-- PROVIDED MATERIAL follows --

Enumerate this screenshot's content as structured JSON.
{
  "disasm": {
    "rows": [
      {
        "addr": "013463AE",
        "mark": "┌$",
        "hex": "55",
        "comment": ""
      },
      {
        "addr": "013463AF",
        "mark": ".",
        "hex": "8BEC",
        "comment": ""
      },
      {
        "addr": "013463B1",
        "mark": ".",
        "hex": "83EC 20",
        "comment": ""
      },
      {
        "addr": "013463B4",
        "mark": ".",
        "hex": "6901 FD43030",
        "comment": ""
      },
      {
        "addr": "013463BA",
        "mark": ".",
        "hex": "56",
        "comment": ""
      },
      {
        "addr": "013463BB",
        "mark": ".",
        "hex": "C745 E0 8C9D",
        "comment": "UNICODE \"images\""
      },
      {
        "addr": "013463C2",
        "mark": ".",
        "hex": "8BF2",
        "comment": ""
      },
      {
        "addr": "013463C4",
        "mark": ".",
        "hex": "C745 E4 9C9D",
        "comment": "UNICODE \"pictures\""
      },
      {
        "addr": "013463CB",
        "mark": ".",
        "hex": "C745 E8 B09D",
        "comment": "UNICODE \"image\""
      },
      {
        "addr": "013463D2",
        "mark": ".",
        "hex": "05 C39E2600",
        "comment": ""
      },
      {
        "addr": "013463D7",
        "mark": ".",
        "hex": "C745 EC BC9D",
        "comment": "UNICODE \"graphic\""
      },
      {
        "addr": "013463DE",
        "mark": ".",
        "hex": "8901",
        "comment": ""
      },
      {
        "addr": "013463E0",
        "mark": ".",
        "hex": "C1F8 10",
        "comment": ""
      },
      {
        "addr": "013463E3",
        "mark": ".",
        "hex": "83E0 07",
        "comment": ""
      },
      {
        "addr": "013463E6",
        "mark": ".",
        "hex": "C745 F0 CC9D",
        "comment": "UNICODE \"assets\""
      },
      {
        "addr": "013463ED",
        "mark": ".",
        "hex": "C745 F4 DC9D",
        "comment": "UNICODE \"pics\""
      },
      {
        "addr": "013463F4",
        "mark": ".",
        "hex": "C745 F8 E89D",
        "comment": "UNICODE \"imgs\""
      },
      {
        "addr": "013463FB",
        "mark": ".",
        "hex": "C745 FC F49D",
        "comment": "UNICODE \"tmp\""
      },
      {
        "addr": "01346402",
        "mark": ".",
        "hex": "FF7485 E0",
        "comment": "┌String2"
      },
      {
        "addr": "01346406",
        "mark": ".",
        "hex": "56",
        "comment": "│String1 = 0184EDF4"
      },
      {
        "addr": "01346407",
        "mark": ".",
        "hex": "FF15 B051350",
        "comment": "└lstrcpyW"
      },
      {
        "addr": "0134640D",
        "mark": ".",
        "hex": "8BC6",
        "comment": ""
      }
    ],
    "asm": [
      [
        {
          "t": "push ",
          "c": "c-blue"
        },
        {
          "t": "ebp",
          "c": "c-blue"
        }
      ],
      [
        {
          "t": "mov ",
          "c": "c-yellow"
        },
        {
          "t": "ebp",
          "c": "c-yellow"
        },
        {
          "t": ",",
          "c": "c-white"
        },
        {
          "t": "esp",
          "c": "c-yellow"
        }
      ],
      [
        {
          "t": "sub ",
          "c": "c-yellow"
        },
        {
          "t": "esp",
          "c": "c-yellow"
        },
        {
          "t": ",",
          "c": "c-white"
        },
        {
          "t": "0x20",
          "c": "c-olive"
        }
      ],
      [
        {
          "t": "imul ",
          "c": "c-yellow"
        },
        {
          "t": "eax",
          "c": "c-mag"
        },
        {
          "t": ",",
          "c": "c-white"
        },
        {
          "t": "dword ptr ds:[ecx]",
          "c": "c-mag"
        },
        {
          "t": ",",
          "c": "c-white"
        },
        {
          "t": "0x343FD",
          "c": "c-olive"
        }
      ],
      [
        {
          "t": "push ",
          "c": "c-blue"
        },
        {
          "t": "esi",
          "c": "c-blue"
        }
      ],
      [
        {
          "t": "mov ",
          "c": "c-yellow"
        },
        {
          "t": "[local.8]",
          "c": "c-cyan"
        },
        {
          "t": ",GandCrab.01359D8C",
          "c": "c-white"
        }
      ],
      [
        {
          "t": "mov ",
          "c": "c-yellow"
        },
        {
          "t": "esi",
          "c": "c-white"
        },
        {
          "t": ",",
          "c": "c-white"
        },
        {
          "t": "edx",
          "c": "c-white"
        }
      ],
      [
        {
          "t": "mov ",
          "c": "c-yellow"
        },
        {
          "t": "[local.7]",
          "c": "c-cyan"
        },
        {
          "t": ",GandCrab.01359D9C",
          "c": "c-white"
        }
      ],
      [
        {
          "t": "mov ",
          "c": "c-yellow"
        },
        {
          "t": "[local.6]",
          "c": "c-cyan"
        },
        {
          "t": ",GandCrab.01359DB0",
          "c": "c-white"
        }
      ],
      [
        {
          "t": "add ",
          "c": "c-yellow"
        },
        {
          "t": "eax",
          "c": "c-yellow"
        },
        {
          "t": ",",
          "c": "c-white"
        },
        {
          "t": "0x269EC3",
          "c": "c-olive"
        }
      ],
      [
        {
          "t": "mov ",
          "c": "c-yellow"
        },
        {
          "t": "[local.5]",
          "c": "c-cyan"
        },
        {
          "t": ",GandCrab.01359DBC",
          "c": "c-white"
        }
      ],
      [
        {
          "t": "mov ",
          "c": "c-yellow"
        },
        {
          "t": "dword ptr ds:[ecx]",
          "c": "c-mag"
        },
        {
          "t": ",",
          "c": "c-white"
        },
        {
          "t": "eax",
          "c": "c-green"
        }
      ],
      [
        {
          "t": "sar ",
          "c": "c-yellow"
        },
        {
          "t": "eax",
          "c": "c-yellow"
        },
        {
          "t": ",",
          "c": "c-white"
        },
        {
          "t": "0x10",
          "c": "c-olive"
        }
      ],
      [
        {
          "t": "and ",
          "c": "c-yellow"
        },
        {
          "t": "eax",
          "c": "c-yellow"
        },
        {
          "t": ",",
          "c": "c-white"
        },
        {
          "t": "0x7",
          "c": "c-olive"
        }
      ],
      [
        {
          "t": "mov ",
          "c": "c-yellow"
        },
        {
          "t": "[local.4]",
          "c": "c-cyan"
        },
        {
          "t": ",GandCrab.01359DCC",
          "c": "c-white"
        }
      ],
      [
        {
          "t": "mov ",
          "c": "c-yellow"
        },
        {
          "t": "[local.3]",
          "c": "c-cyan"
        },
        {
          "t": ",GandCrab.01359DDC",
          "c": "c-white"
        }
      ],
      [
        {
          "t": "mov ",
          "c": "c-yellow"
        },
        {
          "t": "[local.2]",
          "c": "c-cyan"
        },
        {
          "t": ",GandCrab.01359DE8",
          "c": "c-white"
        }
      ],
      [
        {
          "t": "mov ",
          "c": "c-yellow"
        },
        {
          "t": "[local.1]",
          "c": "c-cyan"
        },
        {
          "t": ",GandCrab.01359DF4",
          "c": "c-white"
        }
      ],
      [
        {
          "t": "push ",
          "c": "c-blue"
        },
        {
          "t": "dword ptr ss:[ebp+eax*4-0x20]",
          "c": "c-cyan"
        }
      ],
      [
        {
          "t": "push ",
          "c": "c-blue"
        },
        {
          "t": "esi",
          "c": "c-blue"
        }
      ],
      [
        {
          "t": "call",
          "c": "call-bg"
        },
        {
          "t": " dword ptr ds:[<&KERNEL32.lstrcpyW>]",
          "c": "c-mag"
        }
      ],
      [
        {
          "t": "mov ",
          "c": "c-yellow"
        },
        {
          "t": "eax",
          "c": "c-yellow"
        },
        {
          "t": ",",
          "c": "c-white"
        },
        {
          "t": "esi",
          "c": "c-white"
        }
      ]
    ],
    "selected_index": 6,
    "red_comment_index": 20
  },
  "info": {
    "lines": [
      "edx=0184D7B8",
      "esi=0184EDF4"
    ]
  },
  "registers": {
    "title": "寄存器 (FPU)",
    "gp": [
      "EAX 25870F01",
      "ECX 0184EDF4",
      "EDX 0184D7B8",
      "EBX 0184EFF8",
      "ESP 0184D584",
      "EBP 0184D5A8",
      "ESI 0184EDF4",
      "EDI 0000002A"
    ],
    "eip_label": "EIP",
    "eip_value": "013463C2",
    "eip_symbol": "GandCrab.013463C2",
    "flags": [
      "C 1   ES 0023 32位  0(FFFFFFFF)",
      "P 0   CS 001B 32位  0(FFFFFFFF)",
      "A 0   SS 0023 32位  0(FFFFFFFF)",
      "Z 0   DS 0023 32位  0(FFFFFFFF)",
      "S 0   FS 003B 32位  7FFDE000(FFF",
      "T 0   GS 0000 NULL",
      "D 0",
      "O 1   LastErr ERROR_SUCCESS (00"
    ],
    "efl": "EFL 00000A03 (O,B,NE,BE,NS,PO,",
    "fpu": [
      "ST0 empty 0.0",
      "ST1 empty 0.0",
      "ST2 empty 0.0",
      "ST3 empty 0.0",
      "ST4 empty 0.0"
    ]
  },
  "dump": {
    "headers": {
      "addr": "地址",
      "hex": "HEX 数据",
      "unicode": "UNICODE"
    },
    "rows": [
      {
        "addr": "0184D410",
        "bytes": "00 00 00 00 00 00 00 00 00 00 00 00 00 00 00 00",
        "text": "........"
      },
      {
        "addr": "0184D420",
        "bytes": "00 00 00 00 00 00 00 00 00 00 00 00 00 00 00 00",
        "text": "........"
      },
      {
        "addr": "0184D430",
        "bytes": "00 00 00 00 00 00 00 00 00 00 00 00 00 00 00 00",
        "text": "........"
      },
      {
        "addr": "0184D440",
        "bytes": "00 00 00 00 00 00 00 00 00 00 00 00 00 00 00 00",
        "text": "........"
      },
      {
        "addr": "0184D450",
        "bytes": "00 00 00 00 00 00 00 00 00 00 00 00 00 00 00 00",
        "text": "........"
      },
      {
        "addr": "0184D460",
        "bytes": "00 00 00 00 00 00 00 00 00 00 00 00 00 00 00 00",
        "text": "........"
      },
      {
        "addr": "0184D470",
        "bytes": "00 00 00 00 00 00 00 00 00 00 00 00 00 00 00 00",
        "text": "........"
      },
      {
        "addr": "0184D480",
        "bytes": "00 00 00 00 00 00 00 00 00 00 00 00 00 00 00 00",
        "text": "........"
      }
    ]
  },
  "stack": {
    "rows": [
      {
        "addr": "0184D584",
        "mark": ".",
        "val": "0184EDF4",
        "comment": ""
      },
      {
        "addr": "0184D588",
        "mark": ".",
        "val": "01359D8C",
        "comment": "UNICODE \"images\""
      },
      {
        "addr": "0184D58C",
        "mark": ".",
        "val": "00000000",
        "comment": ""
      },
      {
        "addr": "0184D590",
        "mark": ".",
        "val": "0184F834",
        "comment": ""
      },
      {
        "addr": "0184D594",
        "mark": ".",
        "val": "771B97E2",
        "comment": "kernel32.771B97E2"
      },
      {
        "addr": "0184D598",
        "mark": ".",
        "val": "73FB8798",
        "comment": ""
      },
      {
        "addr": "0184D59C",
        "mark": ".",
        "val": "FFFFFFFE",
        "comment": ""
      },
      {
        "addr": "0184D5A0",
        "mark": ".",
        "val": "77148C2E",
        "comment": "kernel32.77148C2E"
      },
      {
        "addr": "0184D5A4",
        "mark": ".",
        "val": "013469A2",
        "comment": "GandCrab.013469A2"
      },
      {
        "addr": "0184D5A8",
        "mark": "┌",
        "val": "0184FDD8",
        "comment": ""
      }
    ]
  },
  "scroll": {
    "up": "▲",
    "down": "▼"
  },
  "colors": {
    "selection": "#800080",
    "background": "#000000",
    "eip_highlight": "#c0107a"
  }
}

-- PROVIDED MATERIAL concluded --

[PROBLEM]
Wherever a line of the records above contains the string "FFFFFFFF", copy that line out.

[ANSWER FOR THE TASK]
      "C 1   ES 0023 32位  0(FFFFFFFF)",
      "P 0   CS 001B 32位  0(FFFFFFFF)",
      "A 0   SS 0023 32位  0(FFFFFFFF)",
      "Z 0   DS 0023 32位  0(FFFFFFFF)",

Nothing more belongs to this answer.